[Often referred as “Paradies-Decken” or “Kanapee-Schal”]
These vividly colored woolen “plachten” found various
uses in a domestic household and provided extra protection from
winter cold. Also, the suspended-spring seats on buggies were festively
covered with them when visiting a neighboring village. Commonly
the seating areas of “kanapees”/day beds and “truhen”/trunk-chests
were festively covered with them. [For further warmth, these afgan-type
shawls comforted both the elderly and the sick.]
[Known as “Bodenteppe”, these woolen floor coverings
mimic-sported the identical colored stripes of the kanapee-schal.]
Related in pattern, but different as thick-slubbed weft, were the
“Bodenplachten” or “Lumpenplachten”. They
were the “Persian rugs” (Perserteppiche) of the Bessarabian-Germans.
This rag-rug (teppichen) was woven of slubbed open-weft, using chain
strips of woolen or cotton rags. They were 60cm to 160cm wide and
2m to 8m long.
A weaving-triumph specialty in using six-and-eight-heddle counter-marche
looms: were the interlocked two-layers of double-weave “wollen
tuch”/fringed woolen blanket (which was felted, knapped, and
blocked into a dense fabric). [Since the women’s dress conventions
of that century included neither additional protection of men’s
pants (“bloomers” were very yet unknown before 1890)
nor men’s “pelz-mantel”/winter sheep fleece coats
for maximum warmth.] Women merely draped layers of clothing: commonly
draping around their shoulders these extra-heavy felted double-weave
shawl-blankets with long twisted fringes. With distinctive 30cm
border-patterns of either plaid or jacquard patterns (plus double-back
twisted woolen fringes), these heavy mantels served as “kindsplacht”
during frigid winters.
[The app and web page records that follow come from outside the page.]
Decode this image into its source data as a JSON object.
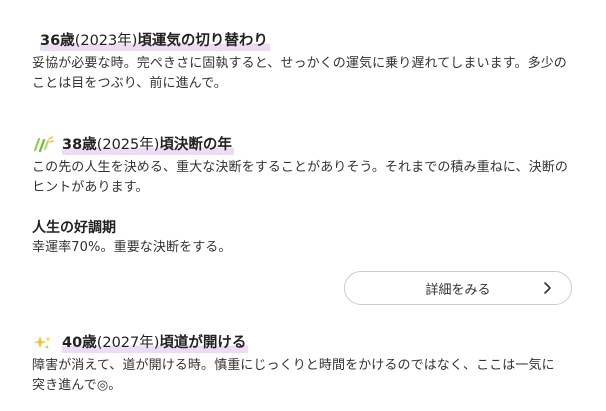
{
  "sections": [
    {
      "age": "36歳",
      "year": "(2023年)",
      "title": "頃運気の切り替わり",
      "text": "妥協が必要な時。完ぺきさに固執すると、せっかくの運気に乗り遅れてしまいます。多少のことは目をつぶり、前に進んで。",
      "icon": ""
    },
    {
      "age": "38歳",
      "year": "(2025年)",
      "title": "頃決断の年",
      "text": "この先の人生を決める、重大な決断をすることがありそう。それまでの積み重ねに、決断のヒントがあります。",
      "icon": "sparkle-lines-icon"
    },
    {
      "age": "40歳",
      "year": "(2027年)",
      "title": "頃道が開ける",
      "text": "障害が消えて、道が開ける時。慎重にじっくりと時間をかけるのではなく、ここは一気に突き進んで◎。",
      "icon": "sparkle-star-icon"
    }
  ],
  "peak": {
    "title": "人生の好調期",
    "text": "幸運率70%。重要な決断をする。"
  },
  "button": {
    "label": "詳細をみる",
    "icon": "chevron-right-icon"
  },
  "colors": {
    "highlight": "#ecdcf4",
    "icon_green": "#8fd14f",
    "icon_yellow": "#f2c230"
  }
}
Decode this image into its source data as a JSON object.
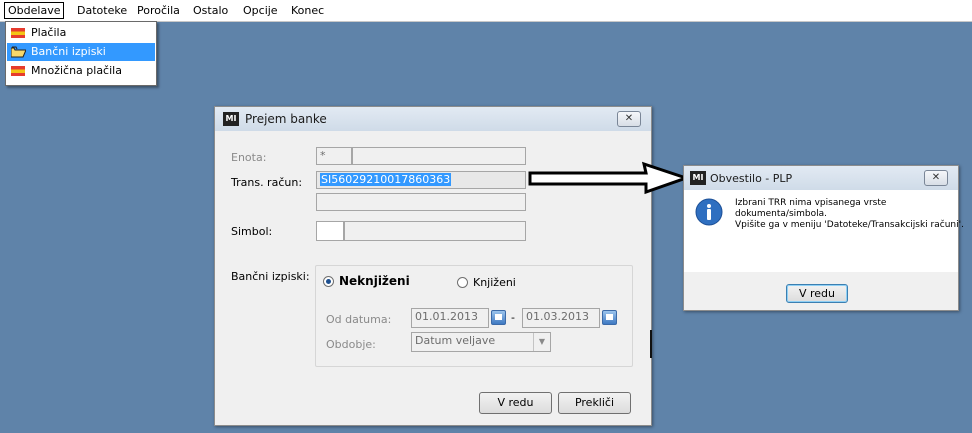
{
  "menubar": {
    "items": [
      {
        "label": "Obdelave"
      },
      {
        "label": "Datoteke"
      },
      {
        "label": "Poročila"
      },
      {
        "label": "Ostalo"
      },
      {
        "label": "Opcije"
      },
      {
        "label": "Konec"
      }
    ]
  },
  "dropdown": {
    "items": [
      {
        "label": "Plačila",
        "icon": "flag-icon"
      },
      {
        "label": "Bančni izpiski",
        "icon": "open-folder-icon"
      },
      {
        "label": "Množična plačila",
        "icon": "flag-icon"
      }
    ],
    "selected": "Bančni izpiski"
  },
  "dialog": {
    "title": "Prejem banke",
    "enota_label": "Enota:",
    "enota_code": "*",
    "enota_name": "",
    "trans_label": "Trans. račun:",
    "trans_value": "SI56029210017860363",
    "trans_extra": "",
    "simbol_label": "Simbol:",
    "simbol_code": "",
    "simbol_name": "",
    "izpiski_label": "Bančni izpiski:",
    "radio_neknjizeni": "Neknjiženi",
    "radio_knjizeni": "Knjiženi",
    "selected_radio": "Neknjiženi",
    "od_label": "Od datuma:",
    "date_from": "01.01.2013",
    "date_sep": "-",
    "date_to": "01.03.2013",
    "obdobje_label": "Obdobje:",
    "obdobje_value": "Datum veljave",
    "ok_label": "V redu",
    "cancel_label": "Prekliči",
    "close_glyph": "✕"
  },
  "message": {
    "title": "Obvestilo - PLP",
    "line1": "Izbrani TRR nima vpisanega vrste",
    "line2": "dokumenta/simbola.",
    "line3": "Vpišite ga v meniju 'Datoteke/Transakcijski računi'.",
    "ok_label": "V redu",
    "close_glyph": "✕",
    "icon": "info-icon"
  },
  "colors": {
    "desktop": "#5f83a9",
    "selection": "#3399ff"
  }
}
They had a square shape, rather than rectangular
shape, with 22cm long double back-twisted fringes. [A similar textile
comparison is the extra heavy Pendelton woolen blankets.]
In later years [circa 1900-1920], these blankets were purchased
in dry-goods merchantiles. After 1914, all of these distinctive
hand-crafted textiles were no longer produced within the domestic
household, soon becoming an extinct folk tradition.